The problem though, is that I don't actually get all that much recognition as being a family type guy. It is really strange for me sometimes trying to convince people who try and tell me I should be in the states that I have a family here and that this colors how I see things. People never really seem to understand that I feel a great responsibility to Tanya, Anya and Egor. I actually got a letter today offering that I was a "defector". I don't know if there is a real difference between that word and the word "expatriate" except that the latter to me is less argumentative. I guess it is like the difference between atheist and agnostic- neither is a believer but the agnostic doesn't kvetch about it too much. I ask how I could be considered a defector when all I do is work for the community, for my being had project and for my family. I would think that this would constitute my being a good American much more than a traitor to the flag.

But I simply don't see where it is such a cut and dried proposition that I am automatically wrong for staying out here rather then heading back to the states. All right, all right, I'll give you money as one reason and yes, the proposition of dealing with it here in the coming years is going to be even harder than ever. But Pinsk is both Tanya's and Egor's home. These streets and the faces and what they do is all from here. This is their home, their language, their home culture. Why can't this count for something?

Grib, Egor, Ura Zoyevski and Masha Koladich, the girls champion in a photo taken for the local press
And even more: Aren't we all looking at a chance to really help this country now with all of the extra pain Russia has heaped upon us? I mean, I have come this far; why stop now? This also applies to the whole beinghad deal itself. This thing is growing now, this .com has the potential to really be something; why stop now?

However, all this having been said, I don't know if I am going to Minsk in March. There are reasons for and against. On the plus side, I would get to see Egor play, but on the minus, if I am there, it will disturb his autonomy. The same goes for his mom; Egor plays for himself and for the thrill of the game. He likes getting praised and presents for success, but basically it's his gig, not mine. This is not to say that the decision is made, but we have to think it through. It also costs money.

So that's the story from here for the last two days. Egor played his heart out and made us all proud as all get out for him. The last of the holidays has finally come and gone. There still has been no snow or frost all winter. And other than this, it looks like Belarus finally got a little something in the oil deal with Russia. As one guy said though, Belarus still has to pay, but at least on one or two points it was not a total butchering.
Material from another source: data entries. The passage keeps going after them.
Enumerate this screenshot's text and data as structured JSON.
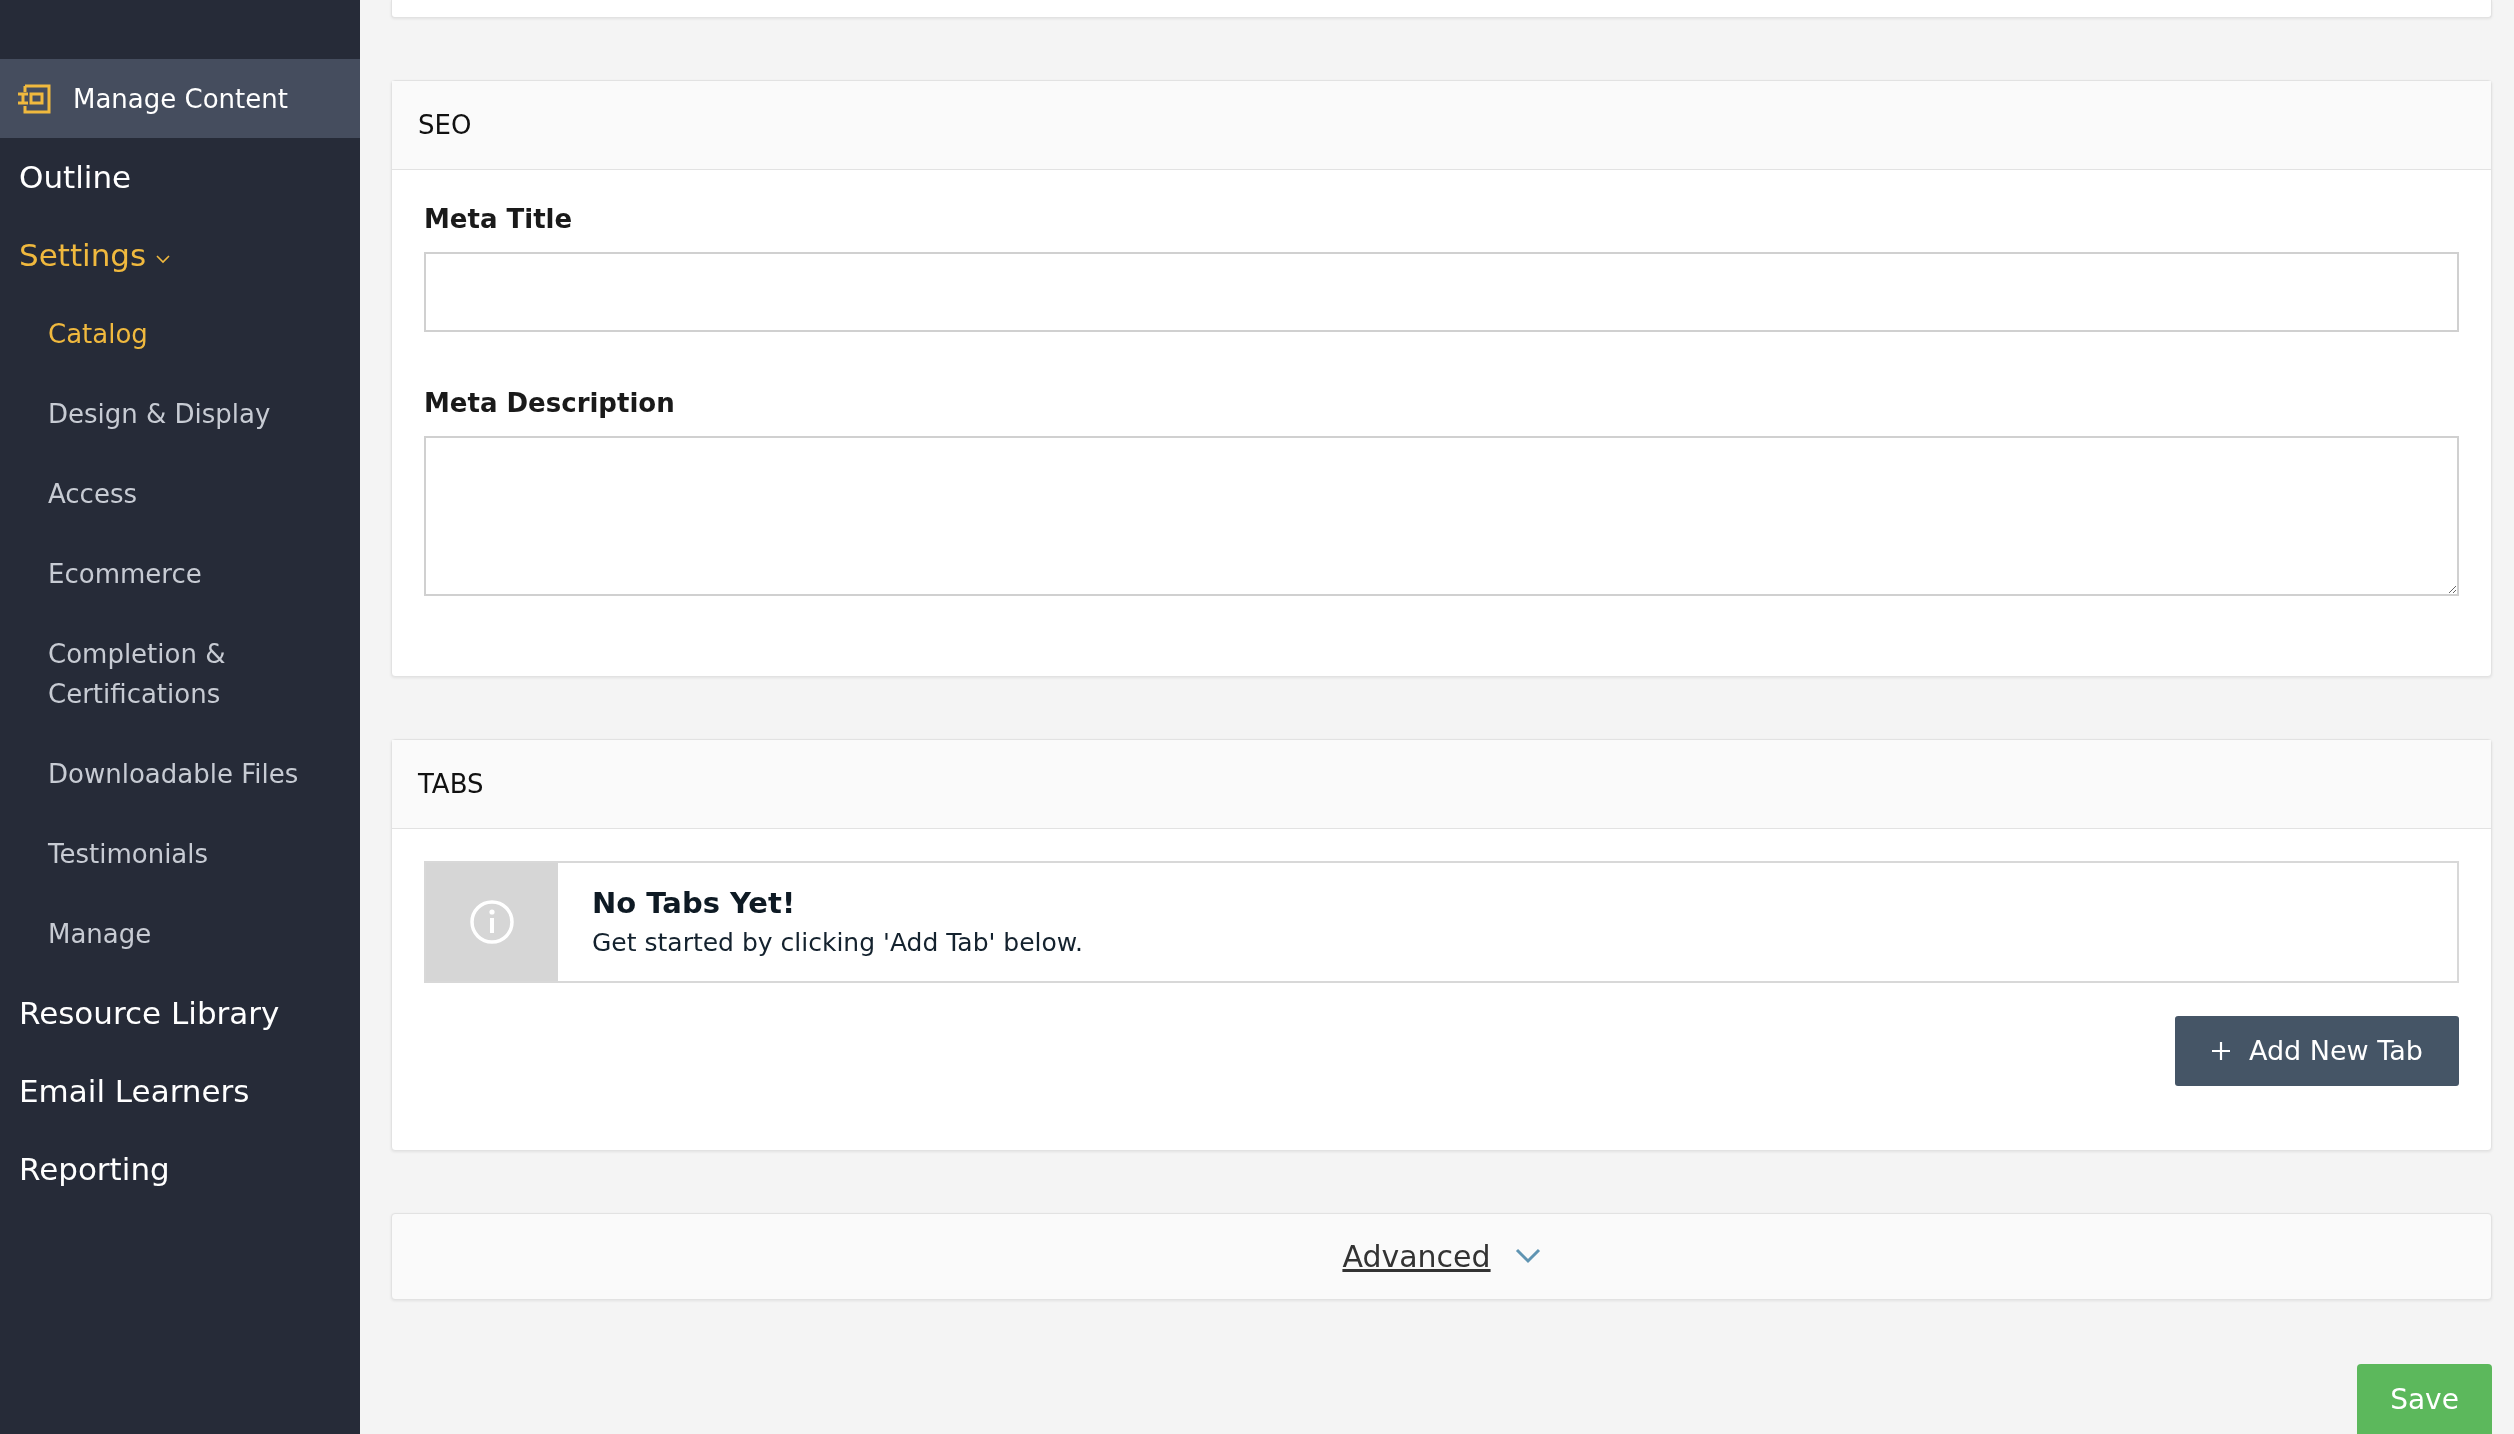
{
  "sidebar": {
    "header": {
      "label": "Manage Content",
      "selected": true
    },
    "items": [
      {
        "label": "Outline",
        "selected": false
      },
      {
        "label": "Settings",
        "selected": true,
        "expanded": true,
        "children": [
          {
            "label": "Catalog",
            "selected": true
          },
          {
            "label": "Design & Display",
            "selected": false
          },
          {
            "label": "Access",
            "selected": false
          },
          {
            "label": "Ecommerce",
            "selected": false
          },
          {
            "label": "Completion & Certifications",
            "selected": false
          },
          {
            "label": "Downloadable Files",
            "selected": false
          },
          {
            "label": "Testimonials",
            "selected": false
          },
          {
            "label": "Manage",
            "selected": false
          }
        ]
      },
      {
        "label": "Resource Library",
        "selected": false
      },
      {
        "label": "Email Learners",
        "selected": false
      },
      {
        "label": "Reporting",
        "selected": false
      }
    ]
  },
  "seo": {
    "title": "SEO",
    "fields": [
      {
        "kind": "input",
        "label": "Meta Title"
      },
      {
        "kind": "textarea",
        "label": "Meta Description"
      }
    ]
  },
  "tabs": {
    "title": "TABS",
    "notice": {
      "title": "No Tabs Yet!",
      "text": "Get started by clicking 'Add Tab' below."
    },
    "add_button": "Add New Tab"
  },
  "advanced": {
    "label": "Advanced",
    "expanded": false
  },
  "save_button": "Save"
}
I don't know if any of those latest oil stories gave me any hope, but at least they took the edge off the fiscal worry and allowed us to enjoy our second New Years of 2007 and that great performance by our 11-year-old in this year's Spartak tournament…

How do you like them apples, Kostine? How do you like how our boy plays chess?

More soon…